Digital platforms can provide an automated functionality that connects engineers to millions of chip and component options that are the most convenient and appropriate. There’s no need to conduct lengthy online searches or read data sheets.
2) Document and reuse work: Engineers can use a digital platform to create and store intellectual property, preparing them for reuse. The platform can store intellectual property and generate a full set of design documentation that engineers can provide to contract manufacturers. With the time savings they experience by automating design and chip and component sourcing, engineers can also elect to create alternate designs in minutes, optimizing them for specific requirements. In the event that inputs aren’t available, engineers have other options that are ready to go.
3) Use engineering platforms: Electronic engineers can now use new software to discover new chips and components, determine their usability for key applications, and create and regenerate boards. This seamlessly connects engineers and internal partners, such as business approvers and procurement, with data and digital workflows.
Engineers can easily conduct an early feasibility analysis of designs, source inputs, seek reviews and approvals, and develop printed circuit boards. Smart algorithms can be used to design the ideal placement of components, ensuring boards will perform as expected.
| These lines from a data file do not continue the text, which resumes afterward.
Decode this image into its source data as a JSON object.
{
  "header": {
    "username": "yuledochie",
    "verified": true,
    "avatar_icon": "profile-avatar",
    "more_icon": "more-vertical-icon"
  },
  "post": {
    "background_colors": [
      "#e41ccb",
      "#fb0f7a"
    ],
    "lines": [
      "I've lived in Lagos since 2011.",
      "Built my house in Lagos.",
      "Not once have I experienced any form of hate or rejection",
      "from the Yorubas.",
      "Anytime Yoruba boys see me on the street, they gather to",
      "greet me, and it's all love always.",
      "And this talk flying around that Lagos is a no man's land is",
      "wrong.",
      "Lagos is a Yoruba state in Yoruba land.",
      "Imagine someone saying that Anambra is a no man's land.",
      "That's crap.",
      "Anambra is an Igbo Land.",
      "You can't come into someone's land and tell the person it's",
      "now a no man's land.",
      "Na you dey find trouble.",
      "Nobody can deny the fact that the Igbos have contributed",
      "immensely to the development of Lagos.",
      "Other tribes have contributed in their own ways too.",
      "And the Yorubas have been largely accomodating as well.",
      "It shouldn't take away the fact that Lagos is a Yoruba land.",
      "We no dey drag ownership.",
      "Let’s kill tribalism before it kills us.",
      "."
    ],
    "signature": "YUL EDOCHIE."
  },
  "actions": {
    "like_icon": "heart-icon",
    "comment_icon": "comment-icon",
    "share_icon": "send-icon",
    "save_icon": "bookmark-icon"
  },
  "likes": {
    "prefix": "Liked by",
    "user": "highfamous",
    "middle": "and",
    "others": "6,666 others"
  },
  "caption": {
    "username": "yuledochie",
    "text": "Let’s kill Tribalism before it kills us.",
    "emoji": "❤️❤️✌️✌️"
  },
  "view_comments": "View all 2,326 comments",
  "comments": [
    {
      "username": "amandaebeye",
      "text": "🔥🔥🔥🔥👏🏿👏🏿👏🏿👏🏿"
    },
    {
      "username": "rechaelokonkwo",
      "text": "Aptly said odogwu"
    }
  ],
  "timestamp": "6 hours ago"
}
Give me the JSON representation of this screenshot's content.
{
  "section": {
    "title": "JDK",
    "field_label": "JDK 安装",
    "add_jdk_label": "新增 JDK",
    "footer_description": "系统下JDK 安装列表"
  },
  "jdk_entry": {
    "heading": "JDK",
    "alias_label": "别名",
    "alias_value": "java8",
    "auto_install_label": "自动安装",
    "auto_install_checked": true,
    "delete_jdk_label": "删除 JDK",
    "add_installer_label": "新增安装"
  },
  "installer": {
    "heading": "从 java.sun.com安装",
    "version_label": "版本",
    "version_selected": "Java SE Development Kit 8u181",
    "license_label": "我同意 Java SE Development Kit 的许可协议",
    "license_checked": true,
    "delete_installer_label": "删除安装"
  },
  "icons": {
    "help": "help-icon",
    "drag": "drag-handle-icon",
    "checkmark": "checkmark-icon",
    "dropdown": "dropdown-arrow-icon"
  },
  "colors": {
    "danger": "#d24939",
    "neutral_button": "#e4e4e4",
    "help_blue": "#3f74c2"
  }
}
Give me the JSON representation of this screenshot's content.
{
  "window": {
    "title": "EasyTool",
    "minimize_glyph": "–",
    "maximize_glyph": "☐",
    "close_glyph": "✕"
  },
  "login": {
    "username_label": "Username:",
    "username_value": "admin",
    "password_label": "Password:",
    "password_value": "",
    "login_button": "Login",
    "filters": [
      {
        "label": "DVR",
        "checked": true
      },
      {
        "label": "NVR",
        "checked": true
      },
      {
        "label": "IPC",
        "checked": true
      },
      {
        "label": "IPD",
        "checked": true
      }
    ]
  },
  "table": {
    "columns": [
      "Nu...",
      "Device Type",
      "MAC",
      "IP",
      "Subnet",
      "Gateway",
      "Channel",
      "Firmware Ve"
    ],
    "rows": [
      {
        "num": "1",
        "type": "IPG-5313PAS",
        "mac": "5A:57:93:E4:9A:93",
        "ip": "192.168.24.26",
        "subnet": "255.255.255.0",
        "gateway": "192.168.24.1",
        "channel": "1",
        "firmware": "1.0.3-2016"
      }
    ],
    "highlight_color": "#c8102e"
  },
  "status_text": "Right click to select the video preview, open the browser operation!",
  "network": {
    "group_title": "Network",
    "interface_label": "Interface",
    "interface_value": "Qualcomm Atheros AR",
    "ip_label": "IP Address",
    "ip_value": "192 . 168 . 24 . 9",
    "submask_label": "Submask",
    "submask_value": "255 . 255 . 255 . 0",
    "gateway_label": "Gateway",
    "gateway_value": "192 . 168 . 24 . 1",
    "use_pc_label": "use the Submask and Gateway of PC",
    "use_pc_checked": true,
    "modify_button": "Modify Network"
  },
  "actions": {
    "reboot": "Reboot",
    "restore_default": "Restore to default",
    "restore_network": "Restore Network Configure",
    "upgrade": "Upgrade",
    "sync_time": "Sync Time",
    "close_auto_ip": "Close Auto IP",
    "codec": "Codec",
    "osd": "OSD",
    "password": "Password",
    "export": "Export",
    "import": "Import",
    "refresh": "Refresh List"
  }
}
Increase agility with automated processes
As the chip and component shortage drags on, teams at electronics companies are looking for new solutions to avoid being held hostage by issues they can’t control.
Electronics-engineering teams can implement these three risk-mitigation strategies today. They can search for new solutions, document and save their work, and develop alternate designs.
Electronics engineers benefit by working more efficiently and increasing the pace of innovation. Businesses are able to capture market demand and increase operational resilience. As a result, these companies are better able to develop new products, keep production on target, and drive revenues and profitability in all market conditions.